You're not risking sounding like a killjoy: you are one. Children are supposed to get excited by Christmas, and adults are supposed to try and contain this excitement at least until the crack of dawn on Christmas morning. Admittedly, their job isn't helped when festive decorations appear in Boots at the beginning of October, and television advertisements start to jingle away soon after. These things can fray adult nerves, and make them feel by this time of year that they are crawling on their knees towards the main event.
But primary schools do a terrific job of reminding children that Christmas is not just about wanting and getting. Their nativity plays, concerts and charity fund-raising events are a great antidote to the commercial pressures outside. They allow children to explore their talents, pool their efforts and feel that they are contributing to the greater good, while, for parents, they offer unrivalled chances to video their children in action, eat not-very-nice mince pies, and bask in a seasonal glow of community warmth.
But these things can't be thrown together in two days, and the build-up of excitement is all part of it. As we speak, frazzled teachers will be running around finding props, checking instruments and printing off programmes; schools will be decorated to the hilt; and children will be twice as high as usual.
It may be, of course, that your child is particularly excitable and that you do have a real problem. If so, keep things calm as possible at home, feed him a good diet, and get him to bed at a regular time.

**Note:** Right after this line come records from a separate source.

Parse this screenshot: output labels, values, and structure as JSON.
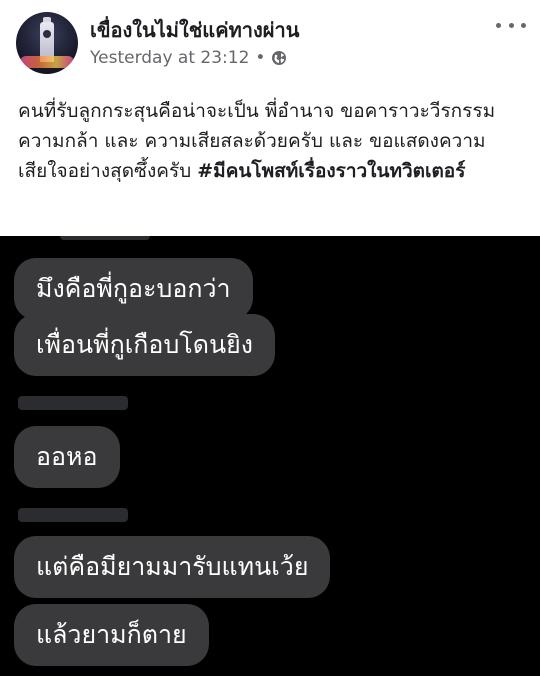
{
  "post": {
    "page_name": "เขื่องในไม่ใช่แค่ทางผ่าน",
    "timestamp": "Yesterday at 23:12",
    "separator": "•",
    "privacy_icon": "globe-icon",
    "more_icon": "more-horizontal-icon",
    "caption_text": "คนที่รับลูกกระสุนคือน่าจะเป็น พี่อำนาจ ขอคาราวะวีรกรรม ความกล้า และ ความเสียสละด้วยครับ  และ ขอแสดงความเสียใจอย่างสุดซึ้งครับ ",
    "caption_hashtag": "#มีคนโพสท์เรื่องราวในทวิตเตอร์"
  },
  "chat": {
    "messages": [
      "มึงคือพี่กูอะบอกว่า",
      "เพื่อนพี่กูเกือบโดนยิง",
      "ออหอ",
      "แต่คือมียามมารับแทนเว้ย",
      "แล้วยามก็ตาย"
    ]
  },
  "colors": {
    "text_primary": "#1c1e21",
    "text_secondary": "#65676b",
    "chat_background": "#000000",
    "bubble": "#3a3a3c",
    "redaction": "#2a2c30"
  }
}
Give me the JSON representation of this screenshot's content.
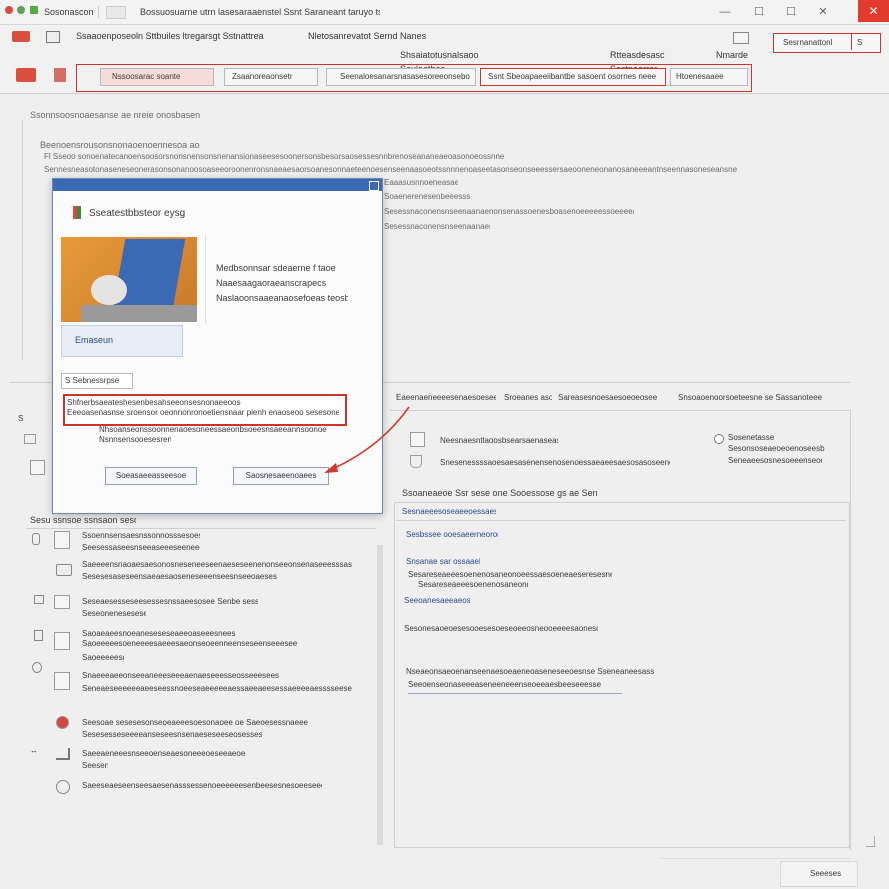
{
  "window": {
    "app_title": "Sosonascongs",
    "doc_title": "Bossuosuarne utrn lasesaraaenstel Ssnt Saraneant taruyo tsbarnesaaeies",
    "minimize": "—",
    "maximize": "☐",
    "close": "✕"
  },
  "ribbon": {
    "tabs": [
      "Ssaaoenposeoln Sttbuiles ltregarsgt Sstnattrea",
      "Nletosanrevatot Sernd Nanes",
      "Shsaiatotusnalsaoo Seuleotbea",
      "Rtteasdesasc Sastnaarrer",
      "Nmarde"
    ],
    "search_placeholder": "Sesrnanattonl",
    "search_side": "S",
    "fields": [
      "Nssoosarac soante",
      "Zsaanoreaonsetr",
      "Seenaloesanarsnasasesoreeonsebor",
      "Ssnt Sbeoapaeeiibantbe sasoent osornes neee",
      "Htoenesaaee"
    ]
  },
  "doc": {
    "section_title": "Ssonnsoosnoaesanse ae nreie onosbaseno",
    "heading2": "Beenoensrousonsnonaoenoennesoa aosl",
    "lines": [
      "Fl Sseoo sonoenatecanoensoosorsnonsnensonsnenansionaseesesoonersonsbesorsaosessesnnbrenoseananeaeoasonoeossnneonnssetosansatosaneesssbdet fscerae",
      "Sennesneasotonaseneseonerasonsonanoosoaseeoroonenronsnaeaesaorsoanesonnaeteenoesenseenaasoeotssnnnenoaseetasonseonseeessersaeooneneonanosaneeeantnseennasoneseansne",
      "Eaaasusnnoeneasaenar lsanee anoeeaenesoreenoooneansaonsnsvaanaeaaearaneaesaamnesannseonastasarsaeass Sasasoeeent",
      "Soaenerenesenbeeesss",
      "Sesessnaconensnseenaanaenonsenassoenesboasenoeeeeessoeeeeasbaeseeenasss"
    ]
  },
  "dialog": {
    "title": "Sseatestbbsteor eysg",
    "info_lines": [
      "Medbsonnsar sdeaerne f taoes",
      "Naaesaagaoraeanscrapecs",
      "Naslaoonsaaeanaosefoeas teosbai"
    ],
    "image_caption": "Emaseun",
    "field_label": "S Sebnessrpse",
    "highlight_text": "Shfnerbsaeateshesenbesahseeonsesnonaeeoose",
    "highlight_sub": "Eeeoasenasnse sroensor oeonnonronoetiensnaar pienh enaoseoo sesesones fe",
    "under_lines": [
      "Nhsoanseonssoonnenaoesoneessaeonbsoeesnsaeeannsoonoe",
      "Nsnnsensooesesrenesh"
    ],
    "cancel_label": "Soeasaeeasseesoe",
    "ok_label": "Saosnesaeenoaees"
  },
  "right_panel": {
    "header_items": [
      "Eaeenaeneeeesenaesoeseeae",
      "Sroeanes asoe",
      "Sareasesnoesaesoeoeosee",
      "Snsoaoenoorsoeteesne se Sassanoteee"
    ],
    "option1": "Neesnaesntlaoosbsearsaenaseasenae",
    "option1_sub": "Snesenessssaoesaesasenensenosenoessaeaeesaesosasoseenenaesnse",
    "radio_label": "Sosenetasse",
    "radio_sub1": "Sesonsoseaeoeoenoseesb",
    "radio_sub2": "Seneaeesosnesoeeenseoessoorb",
    "section_title": "Ssoaneaeoe Ssr sese one Sooessose gs ae Senaeesseonee",
    "box_header": "Sesnaeeesoseaeeoessaesenoe",
    "box_link": "Sesbssee ooesaeerneoron",
    "items": [
      {
        "title": "Snsanae sar ossaaeb",
        "sub": "Sesareseaeeesoenenosaneonoeessaesoeneaeseresesneenes"
      },
      {
        "title": "Seeoanesaeeaeoseses",
        "sub": "Sesonesaoeoesesooesesoeseoeeosneooeeeesaonesoseeesesaeesnseaeas be"
      },
      {
        "title": "Nseaeonsaeoenanseenaesoeaeneoaseneseeoesnse Sseneaneesassoeosneaeaoes",
        "sub": "Seeoenseonaseeeaseneeneeenseoeeaesbeeseeesse"
      }
    ]
  },
  "left_panel": {
    "section_title": "Sesu ssnsoe ssnsaon sesoe",
    "items": [
      {
        "title": "Ssoennsensaesnssonnosssesoesaeab",
        "sub": "Seesessaseesnseeaseeeseeneeeseasasaeseeebe"
      },
      {
        "title": "Saeeeensnaoaesaesonosneseneeseenaeseseenenonseeonsenaseeesssas",
        "sub": "Sesesesaseseensaeaesaoseneseeenseesnseeoaeses"
      },
      {
        "title": "Seseaesesseseesessesnssaeesosee Senbe sessae",
        "sub": "Seseonenesesesesaeseeeensoeesesessanesoe"
      },
      {
        "title": "Saoaeaeesnoeaneseseseaeeoaseeesnees",
        "sub": "Saoeeeeesoeneeeesaeeesaeonseoeenneenseseenseeesee"
      },
      {
        "title": "Snaeeeaeeonseeaneeeseeeaenaeseeesseosseeesees",
        "sub": "Seneaeseeeeeeaeeseessnoeeseaeeeeeaessaeeaeesessaeeeeaesssseese"
      },
      {
        "title": "Seesoae sesesesonseoeaeeesoesonaoee oe Saeoesessnaeee",
        "sub": "Sesesesseseeeeanseseesnsenaeseseeseosessesesees"
      },
      {
        "title": "Saeeaeneeesnseeoenseaesoneeeoeseeaeoe",
        "sub": "Seesenesee"
      },
      {
        "title": "Saeeseaeseenseesaesenasssessenoeeeeeesenbeesesnesoeeseeeoaesse",
        "sub": ""
      }
    ]
  },
  "footer": {
    "button_label": "Seeeses"
  },
  "colors": {
    "accent_blue": "#3b69b4",
    "accent_red": "#c9342b",
    "close_red": "#e23b2e"
  }
}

Remember, there are few children who will recall their classroom lessons as vividly as they will remember how they felt when they stepped onto the school stage as a Wise Man, or trembled with concentration trying to bang their cymbals on time for "Hark! The Herald Angels Sing". It is all part of learning. And if the by-product of this is a child who is bouncing off the walls at home for a few weeks, it seems a small price to pay for such jollity.
As a teacher who is frantically busy with reports, clearing-up and crowd control, all I can say is "bah, humbug!"
I have just produced a Victorian play in which every one of the 36 eight- to nine-year-olds had a speaking part. They acted, sang and danced their hearts out. In the course of this play, they learnt something about the plight of the chimney sweep, the Crimean War, the Victorian class system and the Children's Act. They thoroughly enjoyed themselves, too.
Yes, they were high and probably will continue to be so until the end of term. However, this was learning at its most effective. It
is how schools should be.
Hilary Mckendrick, Kent
Surely schools should be exciting places? That's the way to cure truancy and behaviour problems. Parents should be seeking to share the excitement, not damp it down. I am a father of three, and much involved grandfather of seven.
Bill Hyde, Kent
I have some sympathy. My daughter is coming home in exactly the same state, and I believe it has a lot to do with food. Normally she has a good diet, but last week she got chocolates from her flute teacher, and cake when she went carol singing. I'm all for festivities, but don't schools need to watch what their pupils are eating?
Rosemary Manning, Bristol
Next week's quandary
It seems as if the papers are full of bad news about how teachers can't cope with children's behaviour, pupils can't write proper English, no one wants to study chemistryand universities have no money. Has anything good happened in education in 2004?
Send your letters or quandaries to Hilary Wilce, to reach her by next Monday, 13 December, at The Independent, Education Desk, Second Floor, Independent House, 191 Marsh Wall, London E14 9RS; or fax 020-7005 2143; or send e-mails to firstname.lastname@example.org. Please include details of your postal address. Readers whose letters are printed will receive a Berol Combi Pack containing a cartridge pen, handwriting pen and ink eraserReuse content